▶ _PROMPT_
Working through the lines below, return each one that holds "glyph".

=======

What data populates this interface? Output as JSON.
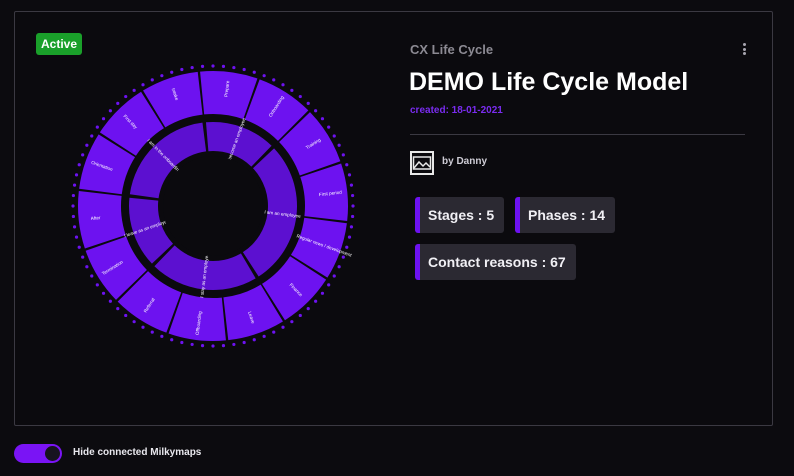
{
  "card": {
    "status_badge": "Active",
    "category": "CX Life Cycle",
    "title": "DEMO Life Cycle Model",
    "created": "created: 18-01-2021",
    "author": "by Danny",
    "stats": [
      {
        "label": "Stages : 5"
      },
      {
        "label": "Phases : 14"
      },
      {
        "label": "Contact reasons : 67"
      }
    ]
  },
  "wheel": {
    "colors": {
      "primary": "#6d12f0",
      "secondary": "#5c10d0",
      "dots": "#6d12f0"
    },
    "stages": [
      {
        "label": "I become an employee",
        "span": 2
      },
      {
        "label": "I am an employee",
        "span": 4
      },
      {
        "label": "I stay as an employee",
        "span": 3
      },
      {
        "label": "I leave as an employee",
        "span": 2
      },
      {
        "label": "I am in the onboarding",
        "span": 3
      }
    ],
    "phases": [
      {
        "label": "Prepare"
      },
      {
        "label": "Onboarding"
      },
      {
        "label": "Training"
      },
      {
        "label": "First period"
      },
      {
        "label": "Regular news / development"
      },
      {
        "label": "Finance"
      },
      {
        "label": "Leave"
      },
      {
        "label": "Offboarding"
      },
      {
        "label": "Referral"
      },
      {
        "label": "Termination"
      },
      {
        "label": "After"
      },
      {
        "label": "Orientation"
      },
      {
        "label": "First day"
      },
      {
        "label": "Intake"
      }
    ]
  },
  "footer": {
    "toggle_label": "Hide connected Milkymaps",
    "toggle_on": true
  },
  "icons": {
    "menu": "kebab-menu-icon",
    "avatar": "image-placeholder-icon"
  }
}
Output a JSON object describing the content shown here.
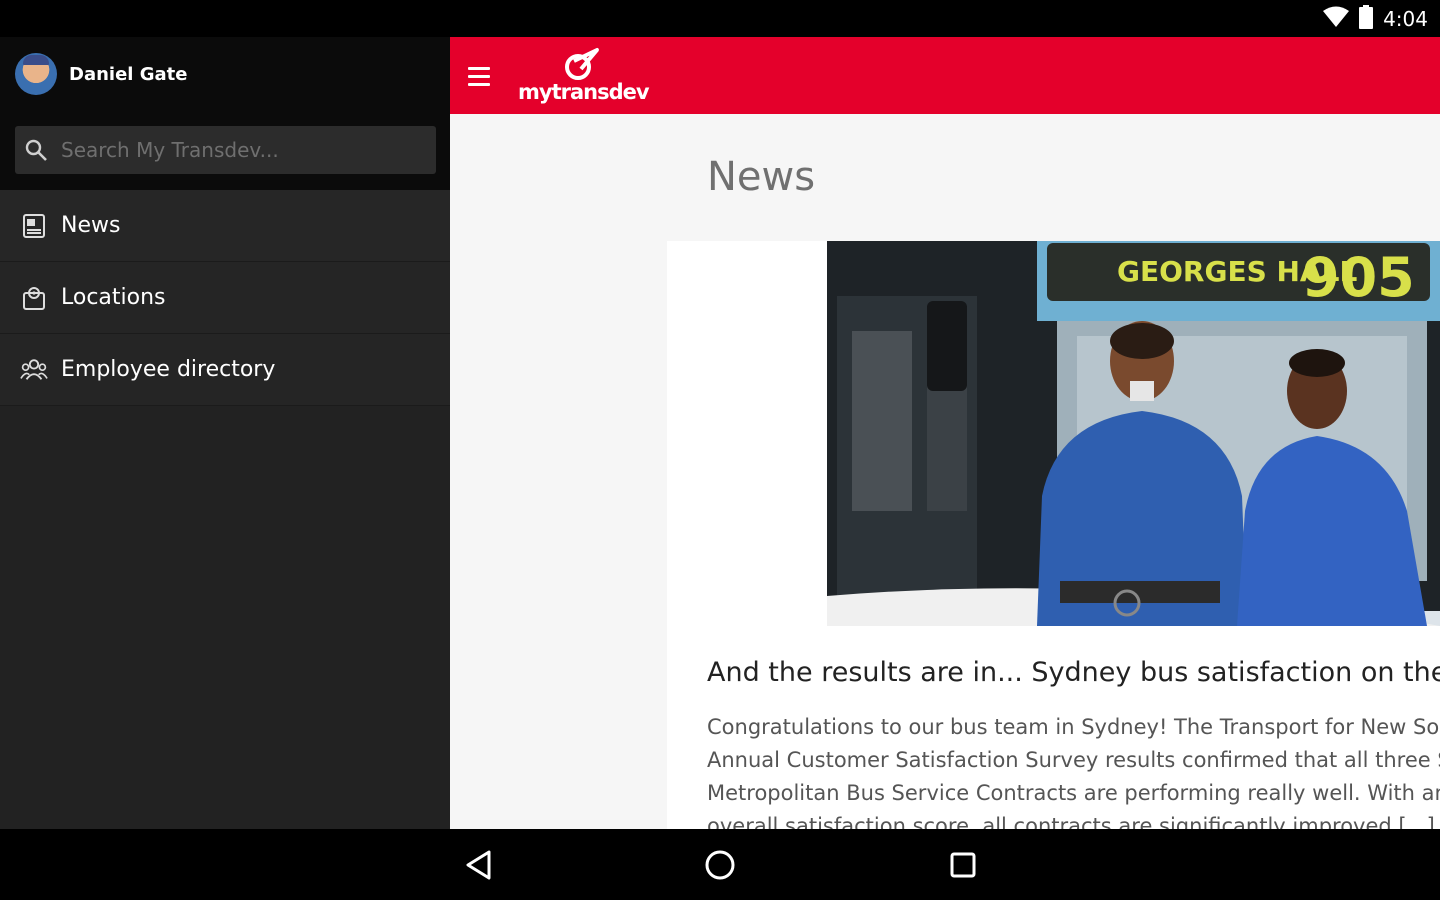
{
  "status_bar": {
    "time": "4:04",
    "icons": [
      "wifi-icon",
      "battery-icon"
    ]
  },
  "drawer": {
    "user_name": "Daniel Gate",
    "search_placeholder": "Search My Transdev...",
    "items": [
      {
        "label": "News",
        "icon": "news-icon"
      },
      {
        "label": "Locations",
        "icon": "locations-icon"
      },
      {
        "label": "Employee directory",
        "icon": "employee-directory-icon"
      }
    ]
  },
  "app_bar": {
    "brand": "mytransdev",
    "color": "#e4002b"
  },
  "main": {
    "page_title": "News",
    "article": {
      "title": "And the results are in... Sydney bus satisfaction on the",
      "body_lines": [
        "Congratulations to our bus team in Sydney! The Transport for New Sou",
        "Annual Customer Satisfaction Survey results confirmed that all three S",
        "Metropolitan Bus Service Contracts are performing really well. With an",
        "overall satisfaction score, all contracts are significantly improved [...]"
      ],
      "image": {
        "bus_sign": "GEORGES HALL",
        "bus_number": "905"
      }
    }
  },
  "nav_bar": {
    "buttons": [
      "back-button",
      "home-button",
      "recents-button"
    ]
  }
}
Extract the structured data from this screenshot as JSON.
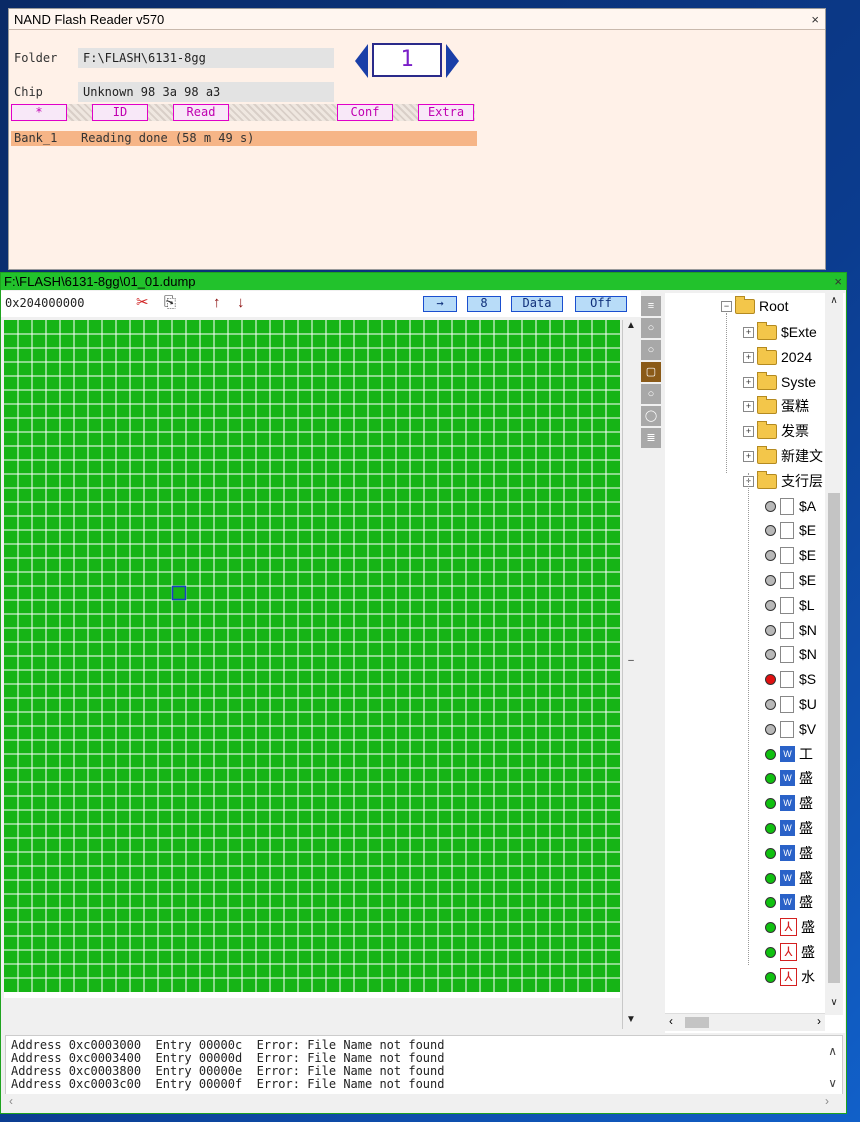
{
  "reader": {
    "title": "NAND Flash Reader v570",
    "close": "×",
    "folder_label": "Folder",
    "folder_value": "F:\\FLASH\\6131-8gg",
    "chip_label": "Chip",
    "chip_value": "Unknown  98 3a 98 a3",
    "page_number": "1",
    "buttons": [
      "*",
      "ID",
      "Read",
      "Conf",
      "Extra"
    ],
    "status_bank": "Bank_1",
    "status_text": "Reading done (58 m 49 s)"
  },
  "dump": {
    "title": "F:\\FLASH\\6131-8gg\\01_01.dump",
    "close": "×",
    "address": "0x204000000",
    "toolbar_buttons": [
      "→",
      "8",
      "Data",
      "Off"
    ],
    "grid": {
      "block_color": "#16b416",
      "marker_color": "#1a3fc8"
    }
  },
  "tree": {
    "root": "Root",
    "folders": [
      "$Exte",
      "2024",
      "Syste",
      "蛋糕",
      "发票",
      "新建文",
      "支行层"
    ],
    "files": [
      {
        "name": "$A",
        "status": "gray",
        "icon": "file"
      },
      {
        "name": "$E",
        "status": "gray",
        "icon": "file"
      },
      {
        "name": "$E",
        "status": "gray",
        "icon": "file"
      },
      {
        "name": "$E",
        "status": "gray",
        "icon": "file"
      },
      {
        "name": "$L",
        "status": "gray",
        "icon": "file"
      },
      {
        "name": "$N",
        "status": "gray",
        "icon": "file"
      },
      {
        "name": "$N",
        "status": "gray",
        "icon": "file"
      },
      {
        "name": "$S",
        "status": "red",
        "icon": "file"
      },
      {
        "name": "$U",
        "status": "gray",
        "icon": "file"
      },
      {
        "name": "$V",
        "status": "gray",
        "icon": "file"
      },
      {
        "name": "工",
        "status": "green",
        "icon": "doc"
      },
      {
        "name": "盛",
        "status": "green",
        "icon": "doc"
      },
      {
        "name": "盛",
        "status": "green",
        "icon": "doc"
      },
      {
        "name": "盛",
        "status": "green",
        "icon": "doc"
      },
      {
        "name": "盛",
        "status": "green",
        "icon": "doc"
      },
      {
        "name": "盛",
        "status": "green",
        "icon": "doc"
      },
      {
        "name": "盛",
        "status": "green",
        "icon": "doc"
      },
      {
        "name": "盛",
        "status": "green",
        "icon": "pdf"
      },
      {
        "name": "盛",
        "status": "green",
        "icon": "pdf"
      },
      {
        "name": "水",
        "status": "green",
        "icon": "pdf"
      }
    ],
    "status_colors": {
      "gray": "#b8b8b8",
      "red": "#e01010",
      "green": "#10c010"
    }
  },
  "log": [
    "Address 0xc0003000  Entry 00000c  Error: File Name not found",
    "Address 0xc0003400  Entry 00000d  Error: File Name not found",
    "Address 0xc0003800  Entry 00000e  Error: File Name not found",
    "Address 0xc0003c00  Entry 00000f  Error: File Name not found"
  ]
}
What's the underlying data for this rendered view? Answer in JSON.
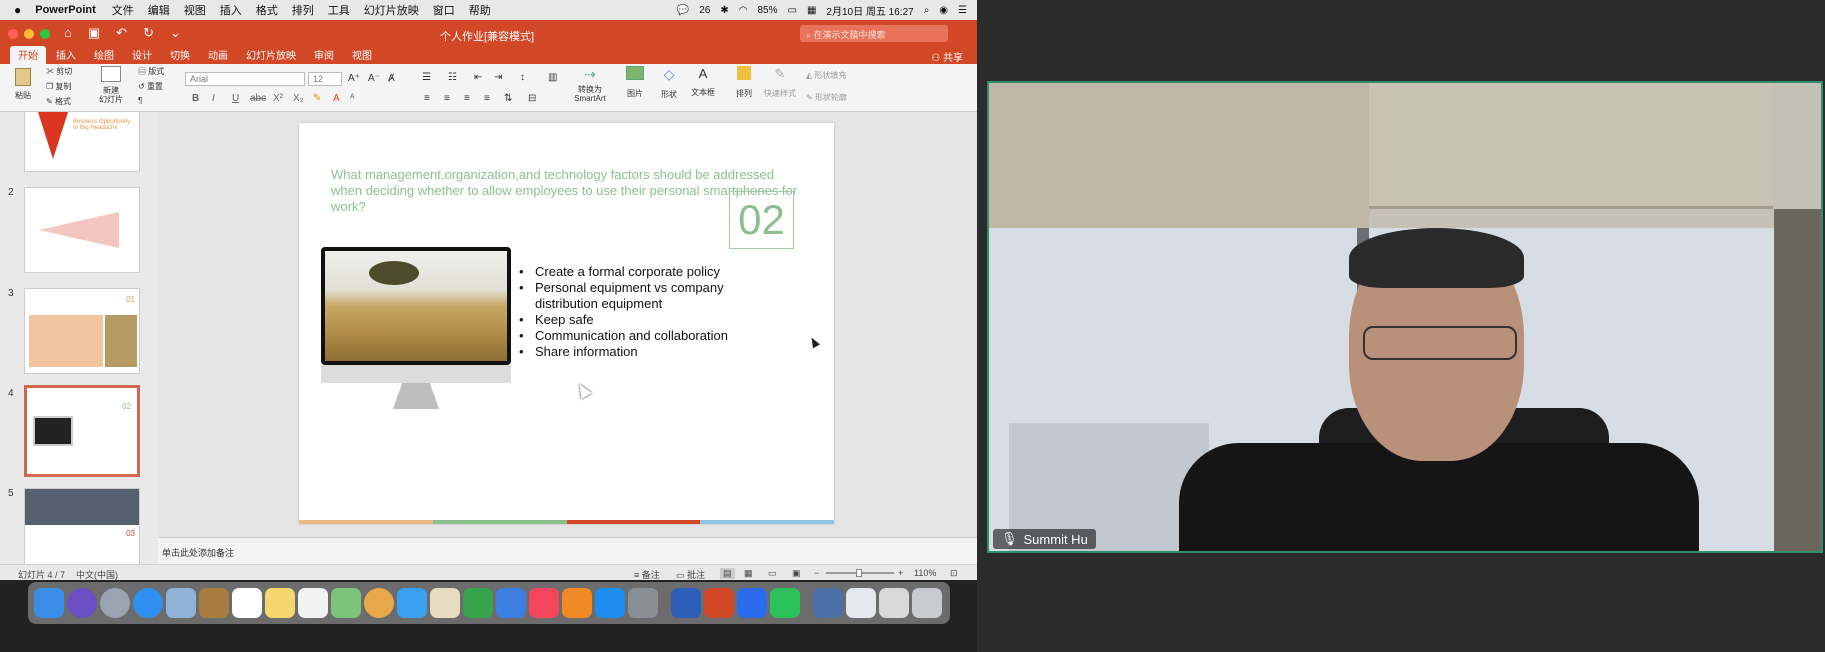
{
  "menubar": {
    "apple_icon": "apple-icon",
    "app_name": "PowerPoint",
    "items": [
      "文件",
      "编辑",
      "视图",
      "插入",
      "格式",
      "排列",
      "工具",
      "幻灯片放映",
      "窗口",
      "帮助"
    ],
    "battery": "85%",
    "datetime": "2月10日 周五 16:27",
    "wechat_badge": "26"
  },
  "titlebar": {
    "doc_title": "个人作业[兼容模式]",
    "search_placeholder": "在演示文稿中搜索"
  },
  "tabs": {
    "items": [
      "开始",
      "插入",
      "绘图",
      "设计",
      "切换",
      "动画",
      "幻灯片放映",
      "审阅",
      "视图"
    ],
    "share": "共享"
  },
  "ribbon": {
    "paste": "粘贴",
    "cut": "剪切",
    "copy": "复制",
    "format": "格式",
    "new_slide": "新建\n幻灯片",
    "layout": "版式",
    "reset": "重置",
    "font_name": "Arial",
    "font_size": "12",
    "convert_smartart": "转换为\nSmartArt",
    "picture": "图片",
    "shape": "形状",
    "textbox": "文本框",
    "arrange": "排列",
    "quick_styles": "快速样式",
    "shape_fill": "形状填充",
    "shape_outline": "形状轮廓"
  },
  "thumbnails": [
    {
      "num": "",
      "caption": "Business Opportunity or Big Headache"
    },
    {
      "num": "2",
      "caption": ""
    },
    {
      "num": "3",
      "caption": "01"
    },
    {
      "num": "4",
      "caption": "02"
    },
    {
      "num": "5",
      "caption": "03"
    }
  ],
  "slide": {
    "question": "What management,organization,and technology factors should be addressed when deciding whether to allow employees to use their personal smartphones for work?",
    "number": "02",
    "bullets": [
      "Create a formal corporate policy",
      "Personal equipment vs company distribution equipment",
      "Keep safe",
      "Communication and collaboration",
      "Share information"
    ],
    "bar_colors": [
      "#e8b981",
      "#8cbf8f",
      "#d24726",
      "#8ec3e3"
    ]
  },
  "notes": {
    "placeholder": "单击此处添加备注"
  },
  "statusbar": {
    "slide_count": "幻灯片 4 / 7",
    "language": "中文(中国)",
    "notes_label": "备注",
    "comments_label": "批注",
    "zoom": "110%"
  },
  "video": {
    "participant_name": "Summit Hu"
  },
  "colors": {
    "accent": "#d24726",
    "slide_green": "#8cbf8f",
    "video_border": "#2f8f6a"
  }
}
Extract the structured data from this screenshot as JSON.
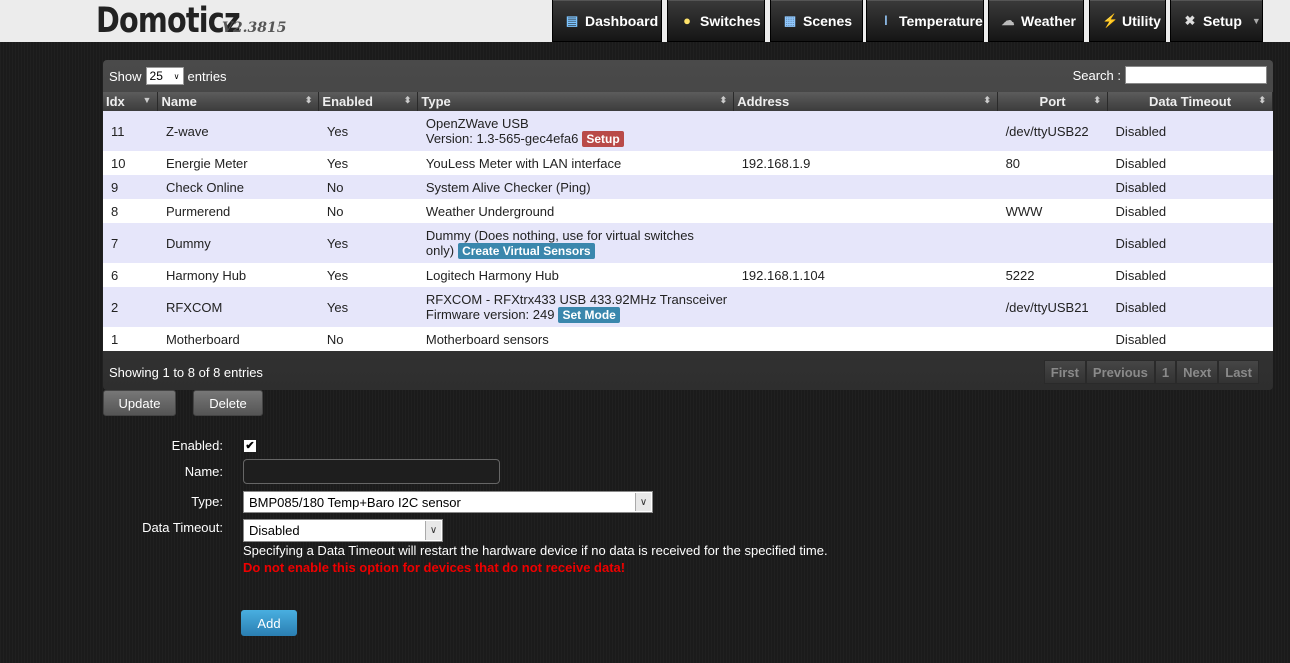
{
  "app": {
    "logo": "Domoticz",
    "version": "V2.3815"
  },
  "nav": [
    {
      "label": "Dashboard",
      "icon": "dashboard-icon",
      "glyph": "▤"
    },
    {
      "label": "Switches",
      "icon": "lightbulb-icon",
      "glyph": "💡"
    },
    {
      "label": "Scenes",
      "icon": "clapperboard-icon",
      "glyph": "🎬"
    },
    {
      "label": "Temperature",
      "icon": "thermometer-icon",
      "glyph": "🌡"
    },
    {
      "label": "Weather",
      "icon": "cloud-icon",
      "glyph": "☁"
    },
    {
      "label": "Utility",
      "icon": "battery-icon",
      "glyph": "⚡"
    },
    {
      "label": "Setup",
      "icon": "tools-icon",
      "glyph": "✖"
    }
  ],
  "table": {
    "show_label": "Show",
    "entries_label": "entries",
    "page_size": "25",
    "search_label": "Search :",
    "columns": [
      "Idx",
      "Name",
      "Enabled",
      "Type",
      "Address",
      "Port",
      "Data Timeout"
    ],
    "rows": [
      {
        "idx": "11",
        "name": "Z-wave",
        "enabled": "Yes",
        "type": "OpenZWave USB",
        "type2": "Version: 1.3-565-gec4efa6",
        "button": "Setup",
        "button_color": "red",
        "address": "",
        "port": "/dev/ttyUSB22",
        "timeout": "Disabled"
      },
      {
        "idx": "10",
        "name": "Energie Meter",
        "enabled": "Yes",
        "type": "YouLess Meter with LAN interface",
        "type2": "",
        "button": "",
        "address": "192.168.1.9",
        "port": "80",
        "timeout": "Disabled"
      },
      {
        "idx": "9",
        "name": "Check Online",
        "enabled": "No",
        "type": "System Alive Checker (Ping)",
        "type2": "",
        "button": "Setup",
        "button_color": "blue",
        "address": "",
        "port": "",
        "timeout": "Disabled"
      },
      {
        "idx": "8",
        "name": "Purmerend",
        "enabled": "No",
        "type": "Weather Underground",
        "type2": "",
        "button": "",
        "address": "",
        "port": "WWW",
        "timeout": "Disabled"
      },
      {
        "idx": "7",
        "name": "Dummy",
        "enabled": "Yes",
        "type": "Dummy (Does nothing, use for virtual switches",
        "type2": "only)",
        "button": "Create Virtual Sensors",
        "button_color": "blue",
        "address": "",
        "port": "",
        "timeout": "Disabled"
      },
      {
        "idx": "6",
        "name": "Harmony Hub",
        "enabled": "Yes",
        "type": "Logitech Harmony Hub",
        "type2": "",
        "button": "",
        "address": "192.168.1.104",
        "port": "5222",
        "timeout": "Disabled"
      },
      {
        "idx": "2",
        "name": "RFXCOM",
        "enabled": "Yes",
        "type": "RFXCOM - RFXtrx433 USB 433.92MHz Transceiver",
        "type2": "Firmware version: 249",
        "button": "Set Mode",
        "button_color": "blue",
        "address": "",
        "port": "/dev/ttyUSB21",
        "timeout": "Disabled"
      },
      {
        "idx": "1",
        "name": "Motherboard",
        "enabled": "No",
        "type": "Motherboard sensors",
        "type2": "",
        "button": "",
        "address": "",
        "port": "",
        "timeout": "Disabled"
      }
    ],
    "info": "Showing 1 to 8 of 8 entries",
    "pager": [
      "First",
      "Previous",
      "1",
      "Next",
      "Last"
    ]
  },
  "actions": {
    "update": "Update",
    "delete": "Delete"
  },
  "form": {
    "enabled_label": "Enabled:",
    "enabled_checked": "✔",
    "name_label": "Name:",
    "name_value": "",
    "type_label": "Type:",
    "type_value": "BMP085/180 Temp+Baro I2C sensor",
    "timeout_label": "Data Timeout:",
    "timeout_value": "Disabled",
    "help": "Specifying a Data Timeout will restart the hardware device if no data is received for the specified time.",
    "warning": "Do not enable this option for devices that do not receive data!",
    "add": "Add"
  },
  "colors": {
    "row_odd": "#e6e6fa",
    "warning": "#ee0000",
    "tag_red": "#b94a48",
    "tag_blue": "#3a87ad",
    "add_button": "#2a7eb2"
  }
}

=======

▶ _ANSWER TO THE PROBLEM_
      "glyph": "▤"
      "glyph": "💡"
      "glyph": "🎬"
      "glyph": "🌡"
      "glyph": "☁"
      "glyph": "⚡"
      "glyph": "✖"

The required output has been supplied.